Editor's Note: This article appeared in The Eagle's October 2020 virtual print edition.
“King Tut.” That is the name her teammates chant before the start of the race. It comes from a chance encounter during her freshman year, when two teammates spotted her with her arms crossed and her curly hair up like a pharaoh’s headdress. However, unlike the late pharoah, Eleanor Felton is known for being a swimming machine.
Felton, an American University junior, has her name all across the record books.
Speed was the theme of her sophomore season. After Felton broke AU’s 100 meter butterfly record by 0.09 seconds, her coaches knew that the season would be special.
Assistant Coach Garland Bartlett said that even though the signs were there when the season first started, Felton only became more dominant as the year progressed.
“Really second semester is when she started to shine,” Bartlett said.“She just blew it out of the water at finals.”
Felton described herself as a sprinter. Originally from small-town Duanesburg, New York, she did everything from gymnastics, to dance to running. In sixth grade, a chance encounter at her local YMCA altered her athletic career forever.
“They were having an open house, and the swim coach asked my friend if she wanted to swim. My friend asked if I wanted to come try out,” Felton said.
As it turned out, swimming was a natural fit.
During her freshman year, Felton won the AU women’s swimming Rookie of the Year award and qualified for the Patriot League Academic Honor Roll.
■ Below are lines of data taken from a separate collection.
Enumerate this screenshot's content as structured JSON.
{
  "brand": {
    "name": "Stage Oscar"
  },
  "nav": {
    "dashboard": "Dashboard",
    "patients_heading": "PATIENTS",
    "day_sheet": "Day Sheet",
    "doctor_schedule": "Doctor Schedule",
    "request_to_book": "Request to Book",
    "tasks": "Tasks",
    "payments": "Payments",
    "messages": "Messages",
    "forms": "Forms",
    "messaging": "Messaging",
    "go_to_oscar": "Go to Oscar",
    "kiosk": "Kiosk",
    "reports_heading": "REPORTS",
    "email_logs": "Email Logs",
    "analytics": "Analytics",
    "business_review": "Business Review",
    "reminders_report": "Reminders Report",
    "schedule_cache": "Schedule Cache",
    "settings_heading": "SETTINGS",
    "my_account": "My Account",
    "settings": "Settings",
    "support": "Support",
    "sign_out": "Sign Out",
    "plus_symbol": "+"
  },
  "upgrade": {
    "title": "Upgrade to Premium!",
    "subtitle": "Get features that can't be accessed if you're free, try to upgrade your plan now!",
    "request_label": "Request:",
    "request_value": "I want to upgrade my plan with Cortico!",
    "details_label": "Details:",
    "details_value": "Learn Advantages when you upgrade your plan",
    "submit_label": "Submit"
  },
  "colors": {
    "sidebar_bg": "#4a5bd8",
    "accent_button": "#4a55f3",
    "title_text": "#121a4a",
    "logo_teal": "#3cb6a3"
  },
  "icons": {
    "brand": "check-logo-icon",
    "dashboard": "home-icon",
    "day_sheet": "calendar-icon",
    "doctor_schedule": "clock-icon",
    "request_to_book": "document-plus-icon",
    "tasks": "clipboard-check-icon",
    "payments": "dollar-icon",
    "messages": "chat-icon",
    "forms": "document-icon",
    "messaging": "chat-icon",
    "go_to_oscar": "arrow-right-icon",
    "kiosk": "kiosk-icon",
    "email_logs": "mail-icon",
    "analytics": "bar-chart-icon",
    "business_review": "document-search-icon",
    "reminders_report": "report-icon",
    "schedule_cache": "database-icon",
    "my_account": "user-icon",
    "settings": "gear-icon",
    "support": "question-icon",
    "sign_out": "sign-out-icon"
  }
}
Felton was also named the 2019-2020 women’s swim and dive MVP by The Eagle’s sports staff.
Felton’s peers say she is mercilicess when it comes to competition, unlike her personality outside of the pool.
“She’s like the quietest, easiest going person, but she swims like she’s a ruthless killer,” teammate Luke Bennett said.
However, this description is rather misleading. When you meet Felton, the so-called “ruthless killer” is nowhere to be found.
Felton isn’t a killer. She’s a planner. She makes sure that her feet are set just right in the starting block and that she gets the right force for her breakout. Felton doesn’t have time to think about the record books before a race. It only slows her down.
Despite her accomplishments, Felton is modest and one of the nicest people you will ever meet, according to Bartlett.
“I love to talk about Eleanor,” Bartlett said. “Eleanor is such an incredible athlete, competitor and trainer, but she is the nicest human. Always looking after her teammates, always working hard and she is very selfless.”
Bartlett said Felton is a natural leader who played a pivot role in recruiting and integrating the freshmen. This is especially important in the age of the coronavirus pandemic, where Zoom calls are the only way to stay in touch with the entire team.
Felton is in D.C. this semester, living in the team’s house and trying to stay in competition condition. She hasn’t been able to get in the pool for months, and doesn’t know what the upcoming season will hold, if it happens.
“I don’t have any goals,” Felton said. “I’m just going to swim, do my best and see how it goes.”